Out of the blue
Fast forward three years to 2012 — I was at work, checking my emails and one of the emails had the subject: “Donald, You’re a Match!” The email said I was a match for an infant boy who was in urgent need of a bone marrow transplant with instructions to call DKMS right away. I picked up the phone and called on the spot. The thing I remember the most from the experience is how incredible the coordination was between all of the donor center staff members. From the moment I called that first time, I was always informed via email or phone call what to do next; I always felt like I was in good hands. Even after the donation, I received emails from follow-up coordinators to check on my recovery status and was sent emails with updates about my recipient, who was anonymous at the time. All I knew was that he was a young boy in the fight of his life, and I just hoped my donation could give him the chance he needed.
Starting a dialogue
I thought about him all of the time.

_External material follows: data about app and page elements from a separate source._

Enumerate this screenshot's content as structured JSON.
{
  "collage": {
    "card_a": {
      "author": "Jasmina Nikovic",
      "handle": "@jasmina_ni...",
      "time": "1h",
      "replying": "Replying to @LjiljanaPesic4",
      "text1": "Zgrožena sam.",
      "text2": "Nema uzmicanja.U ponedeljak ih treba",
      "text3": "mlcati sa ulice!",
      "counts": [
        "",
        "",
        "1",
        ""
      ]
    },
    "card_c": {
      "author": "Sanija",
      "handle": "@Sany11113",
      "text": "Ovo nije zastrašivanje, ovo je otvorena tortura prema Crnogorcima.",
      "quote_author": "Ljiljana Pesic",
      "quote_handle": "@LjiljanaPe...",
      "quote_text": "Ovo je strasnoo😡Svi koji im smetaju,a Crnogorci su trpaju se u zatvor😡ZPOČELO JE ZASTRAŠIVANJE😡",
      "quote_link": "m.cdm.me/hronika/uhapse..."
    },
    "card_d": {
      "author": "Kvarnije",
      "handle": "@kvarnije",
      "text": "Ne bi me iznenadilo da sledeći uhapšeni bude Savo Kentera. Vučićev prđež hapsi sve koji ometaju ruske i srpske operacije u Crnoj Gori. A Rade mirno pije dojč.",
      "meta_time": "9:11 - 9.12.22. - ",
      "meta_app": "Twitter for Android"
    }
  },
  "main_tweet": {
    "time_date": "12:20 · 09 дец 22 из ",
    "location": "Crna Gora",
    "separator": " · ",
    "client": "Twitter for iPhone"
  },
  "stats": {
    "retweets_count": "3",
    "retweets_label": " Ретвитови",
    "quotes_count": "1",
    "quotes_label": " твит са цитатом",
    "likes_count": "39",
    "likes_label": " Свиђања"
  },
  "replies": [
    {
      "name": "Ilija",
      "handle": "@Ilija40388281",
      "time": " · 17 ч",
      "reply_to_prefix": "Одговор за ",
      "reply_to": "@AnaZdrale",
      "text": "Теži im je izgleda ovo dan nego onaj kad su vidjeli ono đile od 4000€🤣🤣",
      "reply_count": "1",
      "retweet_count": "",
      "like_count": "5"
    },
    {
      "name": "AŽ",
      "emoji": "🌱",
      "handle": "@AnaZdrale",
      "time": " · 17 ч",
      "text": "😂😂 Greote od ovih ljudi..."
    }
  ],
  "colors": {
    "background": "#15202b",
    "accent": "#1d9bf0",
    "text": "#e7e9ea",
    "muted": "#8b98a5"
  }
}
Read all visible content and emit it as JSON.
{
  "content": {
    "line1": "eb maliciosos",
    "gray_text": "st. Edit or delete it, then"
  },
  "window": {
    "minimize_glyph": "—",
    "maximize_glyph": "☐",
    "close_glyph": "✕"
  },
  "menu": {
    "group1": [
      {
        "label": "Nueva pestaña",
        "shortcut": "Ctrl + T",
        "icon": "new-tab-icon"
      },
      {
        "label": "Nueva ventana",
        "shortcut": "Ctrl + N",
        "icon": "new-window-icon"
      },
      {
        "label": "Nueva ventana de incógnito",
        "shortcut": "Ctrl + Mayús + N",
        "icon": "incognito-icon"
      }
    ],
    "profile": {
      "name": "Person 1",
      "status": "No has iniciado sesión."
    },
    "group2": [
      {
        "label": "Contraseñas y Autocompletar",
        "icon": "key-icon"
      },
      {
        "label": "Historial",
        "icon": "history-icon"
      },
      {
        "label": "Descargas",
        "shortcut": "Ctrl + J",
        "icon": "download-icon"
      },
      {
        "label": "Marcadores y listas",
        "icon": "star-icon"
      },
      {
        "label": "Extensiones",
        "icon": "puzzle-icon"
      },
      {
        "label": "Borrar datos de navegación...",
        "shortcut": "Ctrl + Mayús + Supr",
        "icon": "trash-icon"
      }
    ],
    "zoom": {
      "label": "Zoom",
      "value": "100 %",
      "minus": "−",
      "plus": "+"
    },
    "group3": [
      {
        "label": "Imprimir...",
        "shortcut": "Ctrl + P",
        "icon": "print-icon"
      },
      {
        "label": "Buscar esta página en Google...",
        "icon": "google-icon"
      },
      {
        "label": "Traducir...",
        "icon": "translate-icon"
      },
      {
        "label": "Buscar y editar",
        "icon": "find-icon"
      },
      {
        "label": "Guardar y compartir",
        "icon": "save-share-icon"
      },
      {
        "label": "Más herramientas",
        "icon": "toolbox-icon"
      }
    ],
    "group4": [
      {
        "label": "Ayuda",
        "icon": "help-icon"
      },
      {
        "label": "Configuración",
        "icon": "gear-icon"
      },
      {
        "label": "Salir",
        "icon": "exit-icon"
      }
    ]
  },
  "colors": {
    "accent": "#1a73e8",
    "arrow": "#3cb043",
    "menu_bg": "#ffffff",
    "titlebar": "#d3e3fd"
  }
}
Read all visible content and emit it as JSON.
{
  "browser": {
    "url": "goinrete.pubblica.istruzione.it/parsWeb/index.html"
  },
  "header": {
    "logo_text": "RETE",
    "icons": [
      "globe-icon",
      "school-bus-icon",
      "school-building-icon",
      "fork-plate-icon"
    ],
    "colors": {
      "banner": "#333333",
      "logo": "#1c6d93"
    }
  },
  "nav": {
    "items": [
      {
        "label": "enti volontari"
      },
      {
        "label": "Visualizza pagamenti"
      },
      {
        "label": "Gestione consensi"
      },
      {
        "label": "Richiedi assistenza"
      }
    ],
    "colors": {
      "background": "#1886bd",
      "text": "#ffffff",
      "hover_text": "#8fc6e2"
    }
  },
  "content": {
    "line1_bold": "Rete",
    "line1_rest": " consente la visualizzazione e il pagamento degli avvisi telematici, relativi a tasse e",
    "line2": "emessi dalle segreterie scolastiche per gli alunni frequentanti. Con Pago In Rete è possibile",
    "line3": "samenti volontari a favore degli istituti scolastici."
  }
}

DKMS is only able to provide basic information in their recipient updates, and the updates are limited. While I could get a general sense that he was doing well, I wanted to know the details about his recovery, I wanted to know who this little boy was and everything about him and to know that he was going to be ok. In July 2014, I finally received the family’s contact information and learned the name of the little boy whose life was now forever inextricably linked to mine. His name was Brantley. The first thing I did when finding out his name was to look him up on Facebook. It was very emotional for me to see all of the pictures of this incredible, brave little boy, the strength and love of his amazing family and the community that supported them. After I finished reading through every post on the Facebook page, I wrote Brantley’s mom and dad an email — it was an incredible feeling.
Forming a family
I received an email the very next day from Kyler and Shannon, Brantley’s dad and mom. Their reaction was similar to mine — absolute joy to be able to finally connect with one another. Fortunately, I’ve been able to spend time with Brantley and his family several times. I flew up to Vermont to visit Brantley and his family for the first time about three months after we made contact. I’ve since visited Vermont on a separate occasion, and Brantley and his family surprised me recently by flying down to New York during a DKMS award ceremony.
Brantley and his family are now a part of my family — we share this incredible connection for life. I remember hugging him that first time and being brought to tears of happiness that he was ok. Being a bone marrow donor changed my life forever, and, if ever asked, I would do it again in a heartbeat.